_Task description_:
Write out every single entry exactly.

——

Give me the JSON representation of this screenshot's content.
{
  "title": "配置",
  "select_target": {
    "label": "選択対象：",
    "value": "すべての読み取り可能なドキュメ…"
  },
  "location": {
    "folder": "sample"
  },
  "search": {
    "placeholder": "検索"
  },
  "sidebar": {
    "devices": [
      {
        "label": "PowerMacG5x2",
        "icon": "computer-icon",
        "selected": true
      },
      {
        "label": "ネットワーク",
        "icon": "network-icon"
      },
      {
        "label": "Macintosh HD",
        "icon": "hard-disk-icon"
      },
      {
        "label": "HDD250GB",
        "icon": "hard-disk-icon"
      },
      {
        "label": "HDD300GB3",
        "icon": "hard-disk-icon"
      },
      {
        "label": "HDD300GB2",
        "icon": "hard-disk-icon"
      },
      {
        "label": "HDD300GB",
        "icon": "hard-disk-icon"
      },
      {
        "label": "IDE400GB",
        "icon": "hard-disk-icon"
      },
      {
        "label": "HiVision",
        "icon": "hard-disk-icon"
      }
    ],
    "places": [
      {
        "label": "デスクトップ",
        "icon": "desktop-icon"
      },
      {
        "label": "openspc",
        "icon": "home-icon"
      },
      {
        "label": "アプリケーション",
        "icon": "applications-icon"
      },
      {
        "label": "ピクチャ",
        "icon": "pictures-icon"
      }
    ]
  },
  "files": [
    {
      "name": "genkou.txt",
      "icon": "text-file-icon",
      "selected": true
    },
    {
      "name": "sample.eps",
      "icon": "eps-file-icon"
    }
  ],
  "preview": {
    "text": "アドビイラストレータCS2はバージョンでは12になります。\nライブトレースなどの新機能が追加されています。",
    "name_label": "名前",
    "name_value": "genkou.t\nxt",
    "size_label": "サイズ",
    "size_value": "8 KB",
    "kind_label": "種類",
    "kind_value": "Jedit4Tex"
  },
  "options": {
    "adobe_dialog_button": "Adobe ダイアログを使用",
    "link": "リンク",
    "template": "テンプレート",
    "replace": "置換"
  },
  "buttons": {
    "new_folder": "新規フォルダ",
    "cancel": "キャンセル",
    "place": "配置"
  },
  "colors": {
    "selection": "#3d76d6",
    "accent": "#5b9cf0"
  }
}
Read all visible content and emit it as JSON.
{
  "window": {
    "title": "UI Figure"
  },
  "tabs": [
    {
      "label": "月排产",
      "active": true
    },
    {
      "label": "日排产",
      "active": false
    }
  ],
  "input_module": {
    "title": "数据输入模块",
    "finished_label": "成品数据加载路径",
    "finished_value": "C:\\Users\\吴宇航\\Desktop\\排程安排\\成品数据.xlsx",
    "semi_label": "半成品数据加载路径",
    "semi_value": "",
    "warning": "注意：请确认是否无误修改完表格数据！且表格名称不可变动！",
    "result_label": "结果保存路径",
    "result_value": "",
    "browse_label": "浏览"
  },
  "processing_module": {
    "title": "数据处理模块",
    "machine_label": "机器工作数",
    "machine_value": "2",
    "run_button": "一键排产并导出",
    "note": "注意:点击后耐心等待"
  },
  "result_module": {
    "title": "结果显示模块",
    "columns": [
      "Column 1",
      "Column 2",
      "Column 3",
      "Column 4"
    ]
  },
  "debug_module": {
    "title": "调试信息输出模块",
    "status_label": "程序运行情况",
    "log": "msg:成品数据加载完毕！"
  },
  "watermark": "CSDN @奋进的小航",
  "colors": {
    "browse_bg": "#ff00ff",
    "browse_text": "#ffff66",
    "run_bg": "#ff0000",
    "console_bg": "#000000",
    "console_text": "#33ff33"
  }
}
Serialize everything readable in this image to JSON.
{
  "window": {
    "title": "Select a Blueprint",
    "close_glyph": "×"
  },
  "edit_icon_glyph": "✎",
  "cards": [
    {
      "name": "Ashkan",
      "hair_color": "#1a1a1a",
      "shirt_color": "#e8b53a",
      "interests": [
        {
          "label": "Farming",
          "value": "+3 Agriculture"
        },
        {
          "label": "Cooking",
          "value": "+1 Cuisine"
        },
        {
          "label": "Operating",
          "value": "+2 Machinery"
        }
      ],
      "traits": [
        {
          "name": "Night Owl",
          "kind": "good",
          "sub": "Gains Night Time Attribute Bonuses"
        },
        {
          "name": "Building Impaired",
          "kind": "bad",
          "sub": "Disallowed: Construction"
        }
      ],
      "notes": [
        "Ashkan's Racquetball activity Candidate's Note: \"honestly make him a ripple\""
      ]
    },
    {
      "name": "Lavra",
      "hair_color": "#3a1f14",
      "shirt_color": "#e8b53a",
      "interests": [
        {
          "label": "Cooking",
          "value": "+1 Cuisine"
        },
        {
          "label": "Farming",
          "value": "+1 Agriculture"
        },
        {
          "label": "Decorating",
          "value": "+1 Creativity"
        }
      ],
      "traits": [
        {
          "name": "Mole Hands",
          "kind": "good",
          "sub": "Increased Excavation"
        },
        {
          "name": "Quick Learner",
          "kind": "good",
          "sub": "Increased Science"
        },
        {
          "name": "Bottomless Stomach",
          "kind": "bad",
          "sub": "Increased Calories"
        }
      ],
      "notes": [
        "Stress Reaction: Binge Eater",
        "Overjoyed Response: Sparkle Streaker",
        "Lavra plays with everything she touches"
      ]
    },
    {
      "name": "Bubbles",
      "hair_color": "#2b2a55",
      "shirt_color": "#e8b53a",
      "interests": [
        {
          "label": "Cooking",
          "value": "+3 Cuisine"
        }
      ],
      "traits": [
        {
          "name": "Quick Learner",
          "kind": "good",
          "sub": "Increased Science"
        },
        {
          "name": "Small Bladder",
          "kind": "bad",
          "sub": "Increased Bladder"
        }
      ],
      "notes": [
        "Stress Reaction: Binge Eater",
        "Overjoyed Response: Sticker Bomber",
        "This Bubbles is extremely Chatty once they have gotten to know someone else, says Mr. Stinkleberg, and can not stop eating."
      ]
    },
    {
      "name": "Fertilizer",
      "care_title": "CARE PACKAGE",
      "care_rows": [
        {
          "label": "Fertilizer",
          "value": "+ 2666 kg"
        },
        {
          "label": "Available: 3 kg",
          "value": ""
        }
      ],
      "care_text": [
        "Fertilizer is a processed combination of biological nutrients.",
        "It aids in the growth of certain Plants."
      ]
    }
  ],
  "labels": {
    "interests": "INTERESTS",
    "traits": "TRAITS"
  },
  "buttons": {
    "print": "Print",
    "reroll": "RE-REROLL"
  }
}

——

_Finished task_:
Give me the JSON representation of this screenshot's content.
{
  "title": "配置",
  "select_target": {
    "label": "選択対象：",
    "value": "すべての読み取り可能なドキュメ…"
  },
  "location": {
    "folder": "sample"
  },
  "search": {
    "placeholder": "検索"
  },
  "sidebar": {
    "devices": [
      {
        "label": "PowerMacG5x2",
        "icon": "computer-icon",
        "selected": true
      },
      {
        "label": "ネットワーク",
        "icon": "network-icon"
      },
      {
        "label": "Macintosh HD",
        "icon": "hard-disk-icon"
      },
      {
        "label": "HDD250GB",
        "icon": "hard-disk-icon"
      },
      {
        "label": "HDD300GB3",
        "icon": "hard-disk-icon"
      },
      {
        "label": "HDD300GB2",
        "icon": "hard-disk-icon"
      },
      {
        "label": "HDD300GB",
        "icon": "hard-disk-icon"
      },
      {
        "label": "IDE400GB",
        "icon": "hard-disk-icon"
      },
      {
        "label": "HiVision",
        "icon": "hard-disk-icon"
      }
    ],
    "places": [
      {
        "label": "デスクトップ",
        "icon": "desktop-icon"
      },
      {
        "label": "openspc",
        "icon": "home-icon"
      },
      {
        "label": "アプリケーション",
        "icon": "applications-icon"
      },
      {
        "label": "ピクチャ",
        "icon": "pictures-icon"
      }
    ]
  },
  "files": [
    {
      "name": "genkou.txt",
      "icon": "text-file-icon",
      "selected": true
    },
    {
      "name": "sample.eps",
      "icon": "eps-file-icon"
    }
  ],
  "preview": {
    "text": "アドビイラストレータCS2はバージョンでは12になります。\nライブトレースなどの新機能が追加されています。",
    "name_label": "名前",
    "name_value": "genkou.t\nxt",
    "size_label": "サイズ",
    "size_value": "8 KB",
    "kind_label": "種類",
    "kind_value": "Jedit4Tex"
  },
  "options": {
    "adobe_dialog_button": "Adobe ダイアログを使用",
    "link": "リンク",
    "template": "テンプレート",
    "replace": "置換"
  },
  "buttons": {
    "new_folder": "新規フォルダ",
    "cancel": "キャンセル",
    "place": "配置"
  },
  "colors": {
    "selection": "#3d76d6",
    "accent": "#5b9cf0"
  }
}
Read all visible content and emit it as JSON.
{
  "window": {
    "title": "UI Figure"
  },
  "tabs": [
    {
      "label": "月排产",
      "active": true
    },
    {
      "label": "日排产",
      "active": false
    }
  ],
  "input_module": {
    "title": "数据输入模块",
    "finished_label": "成品数据加载路径",
    "finished_value": "C:\\Users\\吴宇航\\Desktop\\排程安排\\成品数据.xlsx",
    "semi_label": "半成品数据加载路径",
    "semi_value": "",
    "warning": "注意：请确认是否无误修改完表格数据！且表格名称不可变动！",
    "result_label": "结果保存路径",
    "result_value": "",
    "browse_label": "浏览"
  },
  "processing_module": {
    "title": "数据处理模块",
    "machine_label": "机器工作数",
    "machine_value": "2",
    "run_button": "一键排产并导出",
    "note": "注意:点击后耐心等待"
  },
  "result_module": {
    "title": "结果显示模块",
    "columns": [
      "Column 1",
      "Column 2",
      "Column 3",
      "Column 4"
    ]
  },
  "debug_module": {
    "title": "调试信息输出模块",
    "status_label": "程序运行情况",
    "log": "msg:成品数据加载完毕！"
  },
  "watermark": "CSDN @奋进的小航",
  "colors": {
    "browse_bg": "#ff00ff",
    "browse_text": "#ffff66",
    "run_bg": "#ff0000",
    "console_bg": "#000000",
    "console_text": "#33ff33"
  }
}
Serialize everything readable in this image to JSON.
{
  "window": {
    "title": "Select a Blueprint",
    "close_glyph": "×"
  },
  "edit_icon_glyph": "✎",
  "cards": [
    {
      "name": "Ashkan",
      "hair_color": "#1a1a1a",
      "shirt_color": "#e8b53a",
      "interests": [
        {
          "label": "Farming",
          "value": "+3 Agriculture"
        },
        {
          "label": "Cooking",
          "value": "+1 Cuisine"
        },
        {
          "label": "Operating",
          "value": "+2 Machinery"
        }
      ],
      "traits": [
        {
          "name": "Night Owl",
          "kind": "good",
          "sub": "Gains Night Time Attribute Bonuses"
        },
        {
          "name": "Building Impaired",
          "kind": "bad",
          "sub": "Disallowed: Construction"
        }
      ],
      "notes": [
        "Ashkan's Racquetball activity Candidate's Note: \"honestly make him a ripple\""
      ]
    },
    {
      "name": "Lavra",
      "hair_color": "#3a1f14",
      "shirt_color": "#e8b53a",
      "interests": [
        {
          "label": "Cooking",
          "value": "+1 Cuisine"
        },
        {
          "label": "Farming",
          "value": "+1 Agriculture"
        },
        {
          "label": "Decorating",
          "value": "+1 Creativity"
        }
      ],
      "traits": [
        {
          "name": "Mole Hands",
          "kind": "good",
          "sub": "Increased Excavation"
        },
        {
          "name": "Quick Learner",
          "kind": "good",
          "sub": "Increased Science"
        },
        {
          "name": "Bottomless Stomach",
          "kind": "bad",
          "sub": "Increased Calories"
        }
      ],
      "notes": [
        "Stress Reaction: Binge Eater",
        "Overjoyed Response: Sparkle Streaker",
        "Lavra plays with everything she touches"
      ]
    },
    {
      "name": "Bubbles",
      "hair_color": "#2b2a55",
      "shirt_color": "#e8b53a",
      "interests": [
        {
          "label": "Cooking",
          "value": "+3 Cuisine"
        }
      ],
      "traits": [
        {
          "name": "Quick Learner",
          "kind": "good",
          "sub": "Increased Science"
        },
        {
          "name": "Small Bladder",
          "kind": "bad",
          "sub": "Increased Bladder"
        }
      ],
      "notes": [
        "Stress Reaction: Binge Eater",
        "Overjoyed Response: Sticker Bomber",
        "This Bubbles is extremely Chatty once they have gotten to know someone else, says Mr. Stinkleberg, and can not stop eating."
      ]
    },
    {
      "name": "Fertilizer",
      "care_title": "CARE PACKAGE",
      "care_rows": [
        {
          "label": "Fertilizer",
          "value": "+ 2666 kg"
        },
        {
          "label": "Available: 3 kg",
          "value": ""
        }
      ],
      "care_text": [
        "Fertilizer is a processed combination of biological nutrients.",
        "It aids in the growth of certain Plants."
      ]
    }
  ],
  "labels": {
    "interests": "INTERESTS",
    "traits": "TRAITS"
  },
  "buttons": {
    "print": "Print",
    "reroll": "RE-REROLL"
  }
}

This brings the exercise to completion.